Philip Rosedale, founder of the San Francisco-based Linden Lab that created the virtual world game Second Life, spent his teen years exploring the logistics of leaderless systems, fascinated by the emergence of order in an absence of hierarchy. As a young post-grad in his first job, he was repelled by the micromanaging “command-and-control” strategy favored by his employers, and became determined to develop his own brand of corporate culture. Linden Labs is characterized by self-organization and new software to keep employees organized and motivated without relying on traditional modes of delegation and evaluation. Most importantly, Rosedale strives to keep employees happy, driving home the point that a happy employee is more productive and efficient.

Rosedale created two software programs to achieve his office anti-bureaucracy: Worklist and Lovemachine. Borrowing self-organization tenets from Agile and Scrum methodologies, Worklist is a tool that allows individuals to bid on projects, win them and then join up with team members in a live workroom. Lovemachine attempts to introduce market-based price discovery by outsourcing tasks that would be otherwise completed by an in-house group under a traditional bureaucratic structure.
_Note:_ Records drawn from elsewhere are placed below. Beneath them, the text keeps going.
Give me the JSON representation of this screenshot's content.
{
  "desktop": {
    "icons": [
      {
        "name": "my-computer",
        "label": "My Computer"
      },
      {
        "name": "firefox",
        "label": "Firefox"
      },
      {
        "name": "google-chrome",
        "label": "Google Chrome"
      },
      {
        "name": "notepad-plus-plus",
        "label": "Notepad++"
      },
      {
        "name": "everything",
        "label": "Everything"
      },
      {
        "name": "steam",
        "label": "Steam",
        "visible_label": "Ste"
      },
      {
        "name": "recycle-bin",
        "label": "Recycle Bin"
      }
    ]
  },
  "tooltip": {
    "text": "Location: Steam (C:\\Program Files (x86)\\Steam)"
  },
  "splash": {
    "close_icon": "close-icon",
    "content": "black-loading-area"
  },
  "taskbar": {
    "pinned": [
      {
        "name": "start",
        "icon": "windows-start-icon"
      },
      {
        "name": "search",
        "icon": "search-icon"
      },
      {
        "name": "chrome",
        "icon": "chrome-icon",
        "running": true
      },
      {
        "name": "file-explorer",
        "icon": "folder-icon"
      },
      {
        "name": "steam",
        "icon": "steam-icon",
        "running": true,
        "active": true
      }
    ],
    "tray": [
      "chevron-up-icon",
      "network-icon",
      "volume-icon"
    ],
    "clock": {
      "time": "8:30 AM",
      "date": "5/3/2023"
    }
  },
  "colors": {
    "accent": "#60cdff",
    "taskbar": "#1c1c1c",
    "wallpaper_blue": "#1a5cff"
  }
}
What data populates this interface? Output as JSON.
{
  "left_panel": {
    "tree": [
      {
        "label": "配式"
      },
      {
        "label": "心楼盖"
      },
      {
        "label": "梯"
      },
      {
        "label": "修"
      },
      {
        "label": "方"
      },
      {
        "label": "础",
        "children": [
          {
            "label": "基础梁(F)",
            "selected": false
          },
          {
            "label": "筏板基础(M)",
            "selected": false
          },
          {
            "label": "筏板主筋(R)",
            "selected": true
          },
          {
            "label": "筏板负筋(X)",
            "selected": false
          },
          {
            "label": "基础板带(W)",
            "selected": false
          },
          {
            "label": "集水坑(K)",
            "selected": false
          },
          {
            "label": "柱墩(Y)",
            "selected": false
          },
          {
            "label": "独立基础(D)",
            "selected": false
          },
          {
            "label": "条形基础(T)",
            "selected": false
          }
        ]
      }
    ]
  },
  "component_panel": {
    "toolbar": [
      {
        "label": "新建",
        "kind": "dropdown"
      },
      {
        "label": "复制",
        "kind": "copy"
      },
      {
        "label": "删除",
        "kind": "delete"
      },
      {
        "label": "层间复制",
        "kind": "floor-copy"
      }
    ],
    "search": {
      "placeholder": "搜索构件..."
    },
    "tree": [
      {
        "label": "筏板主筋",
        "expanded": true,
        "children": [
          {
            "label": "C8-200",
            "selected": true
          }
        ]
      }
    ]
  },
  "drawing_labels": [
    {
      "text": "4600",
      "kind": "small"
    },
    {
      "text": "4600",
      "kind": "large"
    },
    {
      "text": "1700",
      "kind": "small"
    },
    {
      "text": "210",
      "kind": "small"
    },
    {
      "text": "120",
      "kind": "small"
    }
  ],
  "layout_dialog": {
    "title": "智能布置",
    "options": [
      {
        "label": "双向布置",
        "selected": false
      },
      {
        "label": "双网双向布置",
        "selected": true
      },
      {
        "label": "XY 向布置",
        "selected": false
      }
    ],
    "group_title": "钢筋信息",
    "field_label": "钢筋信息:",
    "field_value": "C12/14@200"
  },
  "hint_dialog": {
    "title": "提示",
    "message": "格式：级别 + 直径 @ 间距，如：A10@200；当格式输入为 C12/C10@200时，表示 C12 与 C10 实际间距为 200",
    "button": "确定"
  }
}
In essence, both tools pair people up with the tasks needing completion and allow for increased productivity without a traditional top-down structure.

Worklist introduces seamless, non-delegated achievement modes while LoveMachine takes the leaderless system a step further by allowing employees to commend one another on a job well done by sending e-thank-yous, known as “Loves.” Loves are monetized at $3 per unit, obviating the need for an annual bonus, and are archived so that individual contributions can be tracked over time. The lack of hierarchy encourages more group communication and goodwill, which, in the end, translates to higher achievement and elevated profits.

Indeed, when office environments move away from centralized decision-making modalities and clear-cut job descriptions that pigeonhole workers into specific roles and responsibilities, while encouraging horizontal relationships and advocating policies of open communication, respect and trust are the byproduct. Rewarding innovation and risk is another characteristic of this new office structure, as are new and improved attitudes toward parental leave: though companies are legally required to give new parents up to 12 weeks of unpaid leave, individual corporations are amending their policies to provide employees with more flexible options. And though as a nation we’re not doing much to beef up vacation days, forward-focused organizations are encouraging workers to think outside the box in terms of their vacation schedules, a practice especially flourishing in the accounting industry.

Fostering an egalitarian environment with a focus on employee satisfaction and team practices may seem like a radical shift in office politics. Make no mistake: it is. But even if a business is not ready for a complete corporate overhaul, it’s easy enough to implement some of the main tenets of a horizontal culture. Industry giants like Google, Nike and Netflix have created positive work spaces for employees by incentivizing workers, encouraging them to think not only outside of the box but beyond their job titles, as well as adapting work-from-home, flex and telecommuting options and creating employee acknowledgment systems.

As for Rosedale? He may have put in a tough order to fill, but so far the methods of Linden Labs have proven successful. With commandments in his Tao of LoveMachine like no fear (“take real chances, and fortune will favor you”), do it with style (“if you already know you had one, how would you do it?”) and, finally, love is the answer (“the direction of evolution is toward love”) he certainly seems to be headed in the right direction. At the very least, his employees – in office and online – are happy enough.